Bottom Line: Intracranially, STN activity is also increased post surprise, especially when WM is interrupted.These results suggest that surprise interrupts cognition via the same fronto-basal ganglia mechanism that interrupts action.This motivates a new neural theory of how cognition is interrupted, and how distraction arises after surprising events.

View Article: PubMed Central - PubMed

Affiliation: Department of Psychological and Brain Sciences, College of Liberal Arts and Sciences, University of Iowa, Iowa City, Iowa 52245, USA.

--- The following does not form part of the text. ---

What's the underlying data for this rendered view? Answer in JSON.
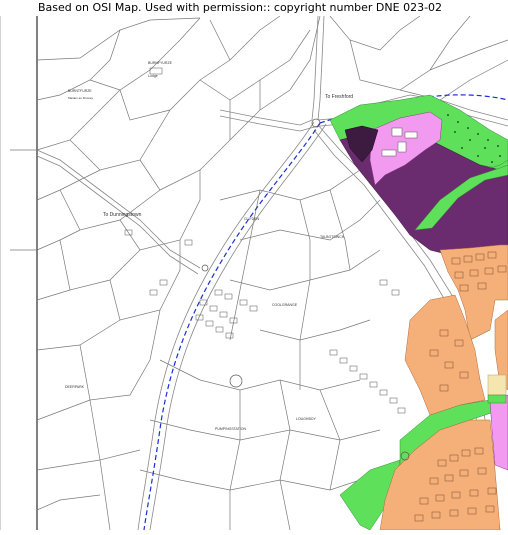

ABSTRACT
Surprising events markedly affect behaviour and cognition, yet the underlying mechanism is unclear. Surprise recruits a brain mechanism that globally suppresses motor activity, ostensibly via the subthalamic nucleus (STN) of the basal ganglia. Here, we tested whether this suppressive mechanism extends beyond skeletomotor suppression and also affects cognition (here, verbal working memory, WM). We recorded scalp-EEG (electrophysiology) in healthy participants and STN local field potentials in Parkinson's patients during a task in which surprise disrupted WM. For scalp-EEG, surprising events engage the same independent neural signal component that indexes action stopping in a stop-signal task. Importantly, the degree of this recruitment mediates surprise-related WM decrements. Intracranially, STN activity is also increased post surprise, especially when WM is interrupted. These results suggest that surprise interrupts cognition via the same fronto-basal ganglia mechanism that interrupts action. This motivates a new neural theory of how cognition is interrupted, and how distraction arises after surprising events.

No MeSH data available.


Related in: MedlinePlus